- [The data]:

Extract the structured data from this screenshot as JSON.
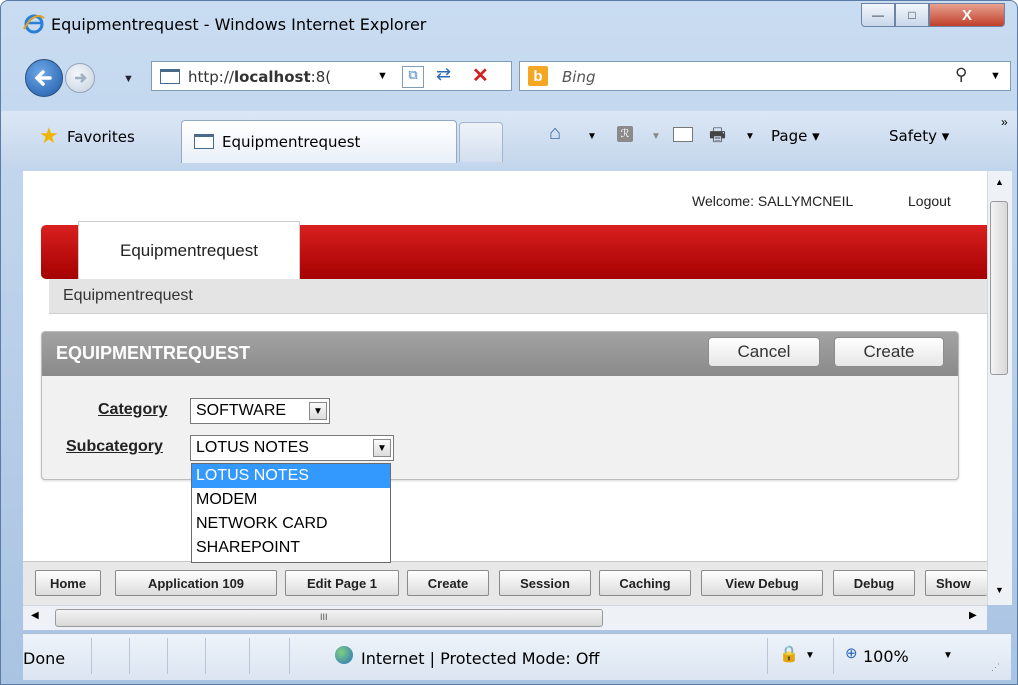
{
  "window": {
    "title": "Equipmentrequest - Windows Internet Explorer",
    "minimize_glyph": "—",
    "maximize_glyph": "□",
    "close_glyph": "X"
  },
  "navbar": {
    "address": "http://localhost:8(",
    "address_bold": "localhost",
    "search_placeholder": "Bing"
  },
  "tabs": {
    "favorites_label": "Favorites",
    "active_tab_label": "Equipmentrequest",
    "page_menu": "Page",
    "safety_menu": "Safety"
  },
  "apex": {
    "welcome_text": "Welcome: SALLYMCNEIL",
    "logout_label": "Logout",
    "tab_label": "Equipmentrequest",
    "breadcrumb": "Equipmentrequest",
    "region_title": "EQUIPMENTREQUEST",
    "cancel_label": "Cancel",
    "create_label": "Create",
    "category_label": "Category",
    "category_value": "SOFTWARE",
    "subcategory_label": "Subcategory",
    "subcategory_value": "LOTUS NOTES",
    "subcategory_options": [
      "LOTUS NOTES",
      "MODEM",
      "NETWORK CARD",
      "SHAREPOINT"
    ]
  },
  "devbar": {
    "buttons": [
      "Home",
      "Application 109",
      "Edit Page 1",
      "Create",
      "Session",
      "Caching",
      "View Debug",
      "Debug",
      "Show"
    ]
  },
  "hscroll": {
    "thumb_glyph": "III"
  },
  "status": {
    "text": "Done",
    "zone": "Internet | Protected Mode: Off",
    "zoom": "100%"
  },
  "colors": {
    "apex_red": "#c00000",
    "region_header": "#999999",
    "dropdown_highlight": "#3399ff",
    "ie_frame": "#b9d1ea"
  }
}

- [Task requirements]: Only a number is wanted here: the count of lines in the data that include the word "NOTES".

- [Exercise response]: 2